## WORK REQUEST
Return every line below in which "Destiny" appears.
DATA FOR THIS TASK below:
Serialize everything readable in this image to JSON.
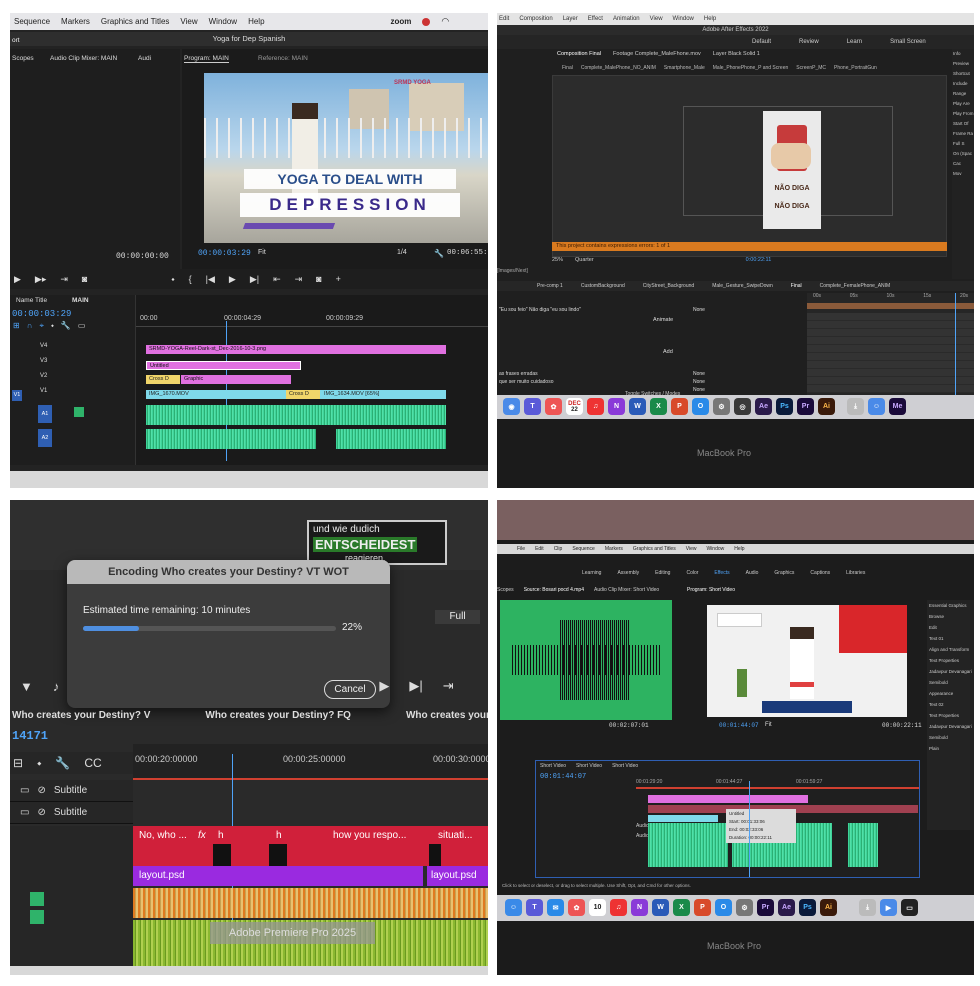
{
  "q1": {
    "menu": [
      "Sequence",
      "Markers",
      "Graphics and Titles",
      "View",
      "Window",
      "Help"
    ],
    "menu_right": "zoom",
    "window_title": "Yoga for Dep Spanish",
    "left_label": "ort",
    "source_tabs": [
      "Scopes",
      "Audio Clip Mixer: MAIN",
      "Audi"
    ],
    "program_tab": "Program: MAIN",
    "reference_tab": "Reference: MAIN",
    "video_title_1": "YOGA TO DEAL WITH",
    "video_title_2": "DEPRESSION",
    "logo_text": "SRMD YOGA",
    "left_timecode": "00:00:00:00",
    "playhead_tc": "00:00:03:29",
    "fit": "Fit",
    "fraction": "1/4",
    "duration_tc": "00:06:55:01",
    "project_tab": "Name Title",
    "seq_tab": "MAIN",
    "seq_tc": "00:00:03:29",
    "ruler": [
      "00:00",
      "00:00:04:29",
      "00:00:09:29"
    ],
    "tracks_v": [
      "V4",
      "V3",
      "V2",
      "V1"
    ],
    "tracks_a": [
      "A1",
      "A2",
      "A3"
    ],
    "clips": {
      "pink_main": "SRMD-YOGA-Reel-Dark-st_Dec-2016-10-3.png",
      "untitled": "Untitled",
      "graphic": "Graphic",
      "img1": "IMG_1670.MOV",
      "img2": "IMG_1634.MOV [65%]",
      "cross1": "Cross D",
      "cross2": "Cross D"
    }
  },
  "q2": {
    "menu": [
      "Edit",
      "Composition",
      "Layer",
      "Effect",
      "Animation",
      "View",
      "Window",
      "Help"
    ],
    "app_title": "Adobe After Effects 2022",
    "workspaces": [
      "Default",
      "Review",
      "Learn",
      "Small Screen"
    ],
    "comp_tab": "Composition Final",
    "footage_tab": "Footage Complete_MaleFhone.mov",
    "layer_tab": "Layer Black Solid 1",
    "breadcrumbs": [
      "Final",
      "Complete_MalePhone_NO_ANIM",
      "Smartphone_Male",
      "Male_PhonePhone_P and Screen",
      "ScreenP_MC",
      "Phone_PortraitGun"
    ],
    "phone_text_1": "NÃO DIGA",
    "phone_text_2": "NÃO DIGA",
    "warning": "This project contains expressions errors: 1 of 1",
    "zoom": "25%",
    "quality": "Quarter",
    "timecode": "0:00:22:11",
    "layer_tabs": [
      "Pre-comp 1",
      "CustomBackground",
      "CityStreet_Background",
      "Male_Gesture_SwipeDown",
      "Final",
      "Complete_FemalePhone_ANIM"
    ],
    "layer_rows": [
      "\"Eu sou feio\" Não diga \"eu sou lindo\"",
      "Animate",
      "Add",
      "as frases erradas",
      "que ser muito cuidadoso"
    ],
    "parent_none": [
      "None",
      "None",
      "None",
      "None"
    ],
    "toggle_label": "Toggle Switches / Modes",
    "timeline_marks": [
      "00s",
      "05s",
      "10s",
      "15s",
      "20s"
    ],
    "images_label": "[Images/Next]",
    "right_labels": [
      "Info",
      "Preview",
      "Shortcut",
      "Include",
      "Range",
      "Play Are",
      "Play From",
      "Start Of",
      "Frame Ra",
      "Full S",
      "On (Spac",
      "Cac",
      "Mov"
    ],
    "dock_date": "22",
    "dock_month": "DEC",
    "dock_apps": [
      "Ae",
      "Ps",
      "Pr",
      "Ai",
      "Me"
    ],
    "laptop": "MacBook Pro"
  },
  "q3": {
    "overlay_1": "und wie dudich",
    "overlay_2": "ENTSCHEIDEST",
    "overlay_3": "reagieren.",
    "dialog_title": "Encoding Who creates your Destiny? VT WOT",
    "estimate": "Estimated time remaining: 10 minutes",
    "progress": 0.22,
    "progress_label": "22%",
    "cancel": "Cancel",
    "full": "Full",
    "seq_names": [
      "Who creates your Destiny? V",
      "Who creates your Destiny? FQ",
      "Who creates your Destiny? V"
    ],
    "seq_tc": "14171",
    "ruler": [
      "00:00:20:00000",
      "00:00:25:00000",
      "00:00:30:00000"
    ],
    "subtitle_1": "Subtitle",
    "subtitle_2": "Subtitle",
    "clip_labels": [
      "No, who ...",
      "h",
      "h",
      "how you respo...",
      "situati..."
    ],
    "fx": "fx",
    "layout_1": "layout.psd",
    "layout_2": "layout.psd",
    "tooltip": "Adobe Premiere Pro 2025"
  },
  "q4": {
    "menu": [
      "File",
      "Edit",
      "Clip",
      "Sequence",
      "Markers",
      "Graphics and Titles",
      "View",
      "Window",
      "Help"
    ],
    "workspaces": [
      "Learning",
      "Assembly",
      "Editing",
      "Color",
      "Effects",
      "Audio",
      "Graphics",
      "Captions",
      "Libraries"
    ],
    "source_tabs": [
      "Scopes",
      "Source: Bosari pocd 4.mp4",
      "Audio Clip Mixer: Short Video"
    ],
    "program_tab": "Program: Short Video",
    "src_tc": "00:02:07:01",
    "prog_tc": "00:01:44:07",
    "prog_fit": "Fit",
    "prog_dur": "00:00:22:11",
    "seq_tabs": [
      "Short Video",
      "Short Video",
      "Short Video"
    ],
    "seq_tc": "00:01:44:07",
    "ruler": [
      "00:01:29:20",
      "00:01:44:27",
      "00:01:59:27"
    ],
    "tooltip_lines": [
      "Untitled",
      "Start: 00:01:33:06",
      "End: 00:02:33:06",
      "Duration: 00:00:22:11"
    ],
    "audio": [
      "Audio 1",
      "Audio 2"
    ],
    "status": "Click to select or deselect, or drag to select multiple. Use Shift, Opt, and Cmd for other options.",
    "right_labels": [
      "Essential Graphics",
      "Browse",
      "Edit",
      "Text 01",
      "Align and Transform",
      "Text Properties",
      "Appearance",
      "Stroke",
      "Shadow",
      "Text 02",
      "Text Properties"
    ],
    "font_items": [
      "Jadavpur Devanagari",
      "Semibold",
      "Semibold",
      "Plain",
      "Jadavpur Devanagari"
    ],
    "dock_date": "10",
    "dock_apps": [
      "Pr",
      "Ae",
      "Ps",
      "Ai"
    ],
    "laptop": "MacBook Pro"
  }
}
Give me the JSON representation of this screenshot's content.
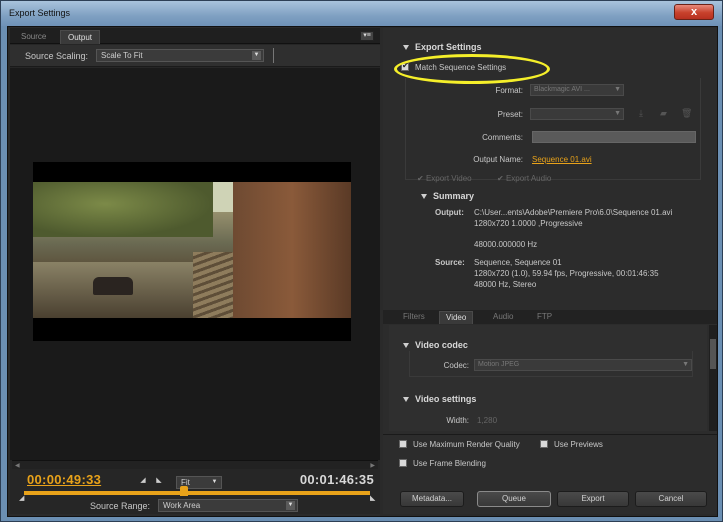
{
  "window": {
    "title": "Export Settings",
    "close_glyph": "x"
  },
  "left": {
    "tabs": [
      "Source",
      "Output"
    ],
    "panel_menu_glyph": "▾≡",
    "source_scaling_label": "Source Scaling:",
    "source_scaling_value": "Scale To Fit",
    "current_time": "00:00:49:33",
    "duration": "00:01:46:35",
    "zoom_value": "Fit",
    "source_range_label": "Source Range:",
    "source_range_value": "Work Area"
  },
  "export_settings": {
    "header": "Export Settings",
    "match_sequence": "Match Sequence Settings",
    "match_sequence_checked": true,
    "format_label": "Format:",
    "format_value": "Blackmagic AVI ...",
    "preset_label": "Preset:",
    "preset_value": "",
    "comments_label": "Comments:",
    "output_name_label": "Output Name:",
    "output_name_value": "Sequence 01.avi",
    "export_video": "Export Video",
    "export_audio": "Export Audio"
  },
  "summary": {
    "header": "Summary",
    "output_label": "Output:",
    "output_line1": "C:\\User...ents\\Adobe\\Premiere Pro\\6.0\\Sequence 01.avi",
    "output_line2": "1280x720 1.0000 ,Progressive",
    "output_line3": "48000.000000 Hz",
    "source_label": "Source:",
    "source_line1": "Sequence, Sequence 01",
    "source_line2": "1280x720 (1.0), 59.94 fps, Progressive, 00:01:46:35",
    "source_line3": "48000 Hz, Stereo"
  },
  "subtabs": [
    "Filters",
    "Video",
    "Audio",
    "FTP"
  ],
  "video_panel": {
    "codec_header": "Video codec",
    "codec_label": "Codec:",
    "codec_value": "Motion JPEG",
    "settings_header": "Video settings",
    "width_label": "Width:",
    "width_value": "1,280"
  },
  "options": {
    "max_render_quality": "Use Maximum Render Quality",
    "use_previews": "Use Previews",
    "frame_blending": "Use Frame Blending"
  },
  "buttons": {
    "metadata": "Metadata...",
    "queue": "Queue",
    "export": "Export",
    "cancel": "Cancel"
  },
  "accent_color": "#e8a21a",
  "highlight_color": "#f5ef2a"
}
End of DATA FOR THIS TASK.
## EXERCISE SOLUTION
    "dialog_title": "Encoding Who creates your Destiny? VT WOT",
      "Who creates your Destiny? V",
      "Who creates your Destiny? FQ",
      "Who creates your Destiny? V"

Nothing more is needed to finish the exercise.